A little-watched court case shows that Sheriff Timothy B. Howard and his team are reluctant to let the public see internal reports about serious incidents in the Erie County jails.
The Buffalo chapter of the National Lawyers Guild had its Freedom of Information request rebuffed by county officials and then went to court in February 2018. The Guild wanted a range of internal "incident reports" about suicides, suicide attempts and other serious events in the jails.
In January, almost two years later, State Supreme Court Justice Mark A. Montour signed an order granting the Guild many of the records and awarding it more than $27,000 in attorney's fees.
While the Guild has collected the $27,098, the records will not be handed over any time soon. Two weeks after Montour signed the order, a county lawyer filed a document saying the Sheriff's Office will appeal to the State Supreme Court's Appellate Division.
The notice puts Montour's order on hold as an appeal plays out. Second Assistant County Attorney Jeremy C. Toth has 60 days to file it and can ask for an extension if he cannot make the March 30 deadline.
The Guild, based in New York City, is a nonprofit that promotes human rights. The Buffalo chapter is comprised of local attorneys who are represented in the case against the Sheriff's Office by the Civil Liberties and Government Transparency Clinic at the University at Buffalo Law School.
Should the Guild win the appeal, it will again ask for attorney's fees.
"My understanding is if we prevail at the next level, we would be entitled to attorney's fees, and we will ask for those," said Michael F. Higgins, the staff attorney for the clinic. After the county filed its notice of appeal, Higgins filed one, too, should he choose to appeal aspects of the Montour ruling that did not go in the Guild's favor.
The Howard team's line against Freedom of Information requests for jail records has been hardening since 2017, after The Buffalo News obtained certain incident reports under the open records law. The reports showed that Howard's Jail Management Division, operating under a Justice Department order to better prevent suicides, had been labeling suicide attempts as "individual inmate disturbances." With that category, Erie County jailers did not need to report the attempt to the state Commission of Correction in Albany.
With Toth, the Howard team has since denied FOI requests from The News and initially ignored The National Lawyer's Guild's request for documents that could shine more light on whether incidents were being accurately reported.

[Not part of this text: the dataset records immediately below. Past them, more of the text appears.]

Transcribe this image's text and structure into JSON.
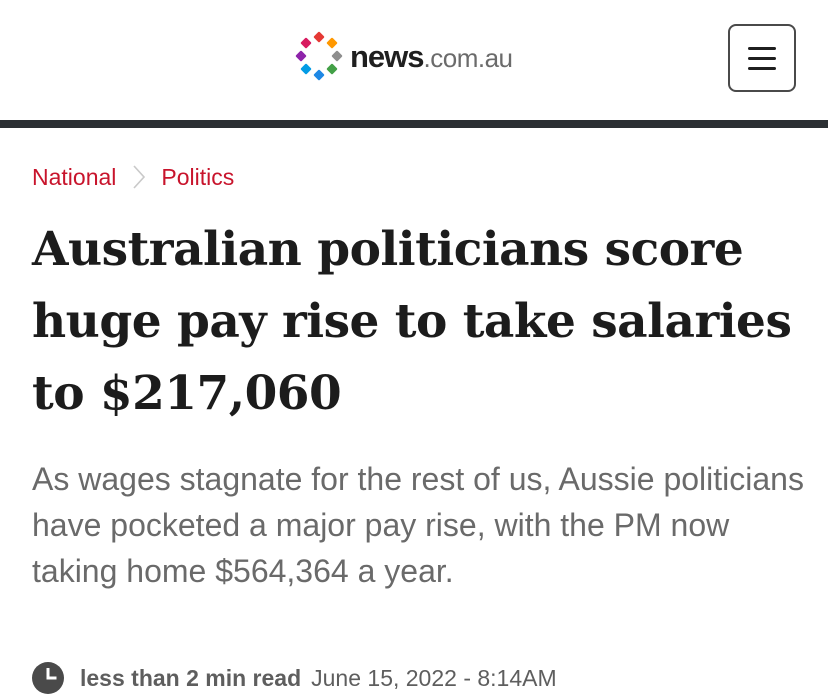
{
  "header": {
    "logo": {
      "name": "news",
      "domain": ".com.au"
    },
    "menu_icon": "hamburger-menu-icon"
  },
  "breadcrumb": {
    "items": [
      {
        "label": "National"
      },
      {
        "label": "Politics"
      }
    ],
    "separator_icon": "chevron-right-icon"
  },
  "article": {
    "headline": "Australian politicians score huge pay rise to take salaries to $217,060",
    "standfirst": "As wages stagnate for the rest of us, Aussie politicians have pocketed a major pay rise, with the PM now taking home $564,364 a year.",
    "read_time": "less than 2 min read",
    "timestamp": "June 15, 2022 - 8:14AM",
    "read_time_icon": "clock-icon"
  },
  "colors": {
    "brand_red": "#c8142c",
    "header_rule": "#2b2f33",
    "headline": "#1c1c1c",
    "standfirst": "#6a6a6a"
  }
}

In May 2018, The News filed an affidavit in support of the Guild's court case.
The sheriff's team and Toth argued that releasing many internal jail records, from the county Holding Center in downtown Buffalo and the Correctional Facility in Alden, would violate inmates' privacy. The Guild, however, said it was willing to forgo inmate names. Montour's order lets county officials black out names before handing over the documents.
Meanwhile, the Democrats who control the County Legislature also want records from the Sheriff's Office. Frustrated that they are the last to learn an inmate has died – every six months on average during Howard's time in office – Democratic lawmakers introduced a bill this month requiring the sheriff to give a basic report to the Legislature whenever an inmate dies or requires hospitalization for a serious injury. Six lawmakers sponsored the bill, enough to pass it and send it to County Executive Mark C. Poloncarz.
The Sheriff's Office did not respond to a request for comment on its appeal in the National Lawyers Guild case.
Toth and Howard successfully appealed another Montour decision: That four Erie County residents – former members of the county's Community Corrections Advisory Board – have the legal standing to seek a contempt ruling should the Howard team fail to accurately report serious jail incidents to the state Commission of Correction. The Appellate Division unanimously overruled Montour's decision. The four residents are considering an appeal to the state's highest court, the Court of Appeals.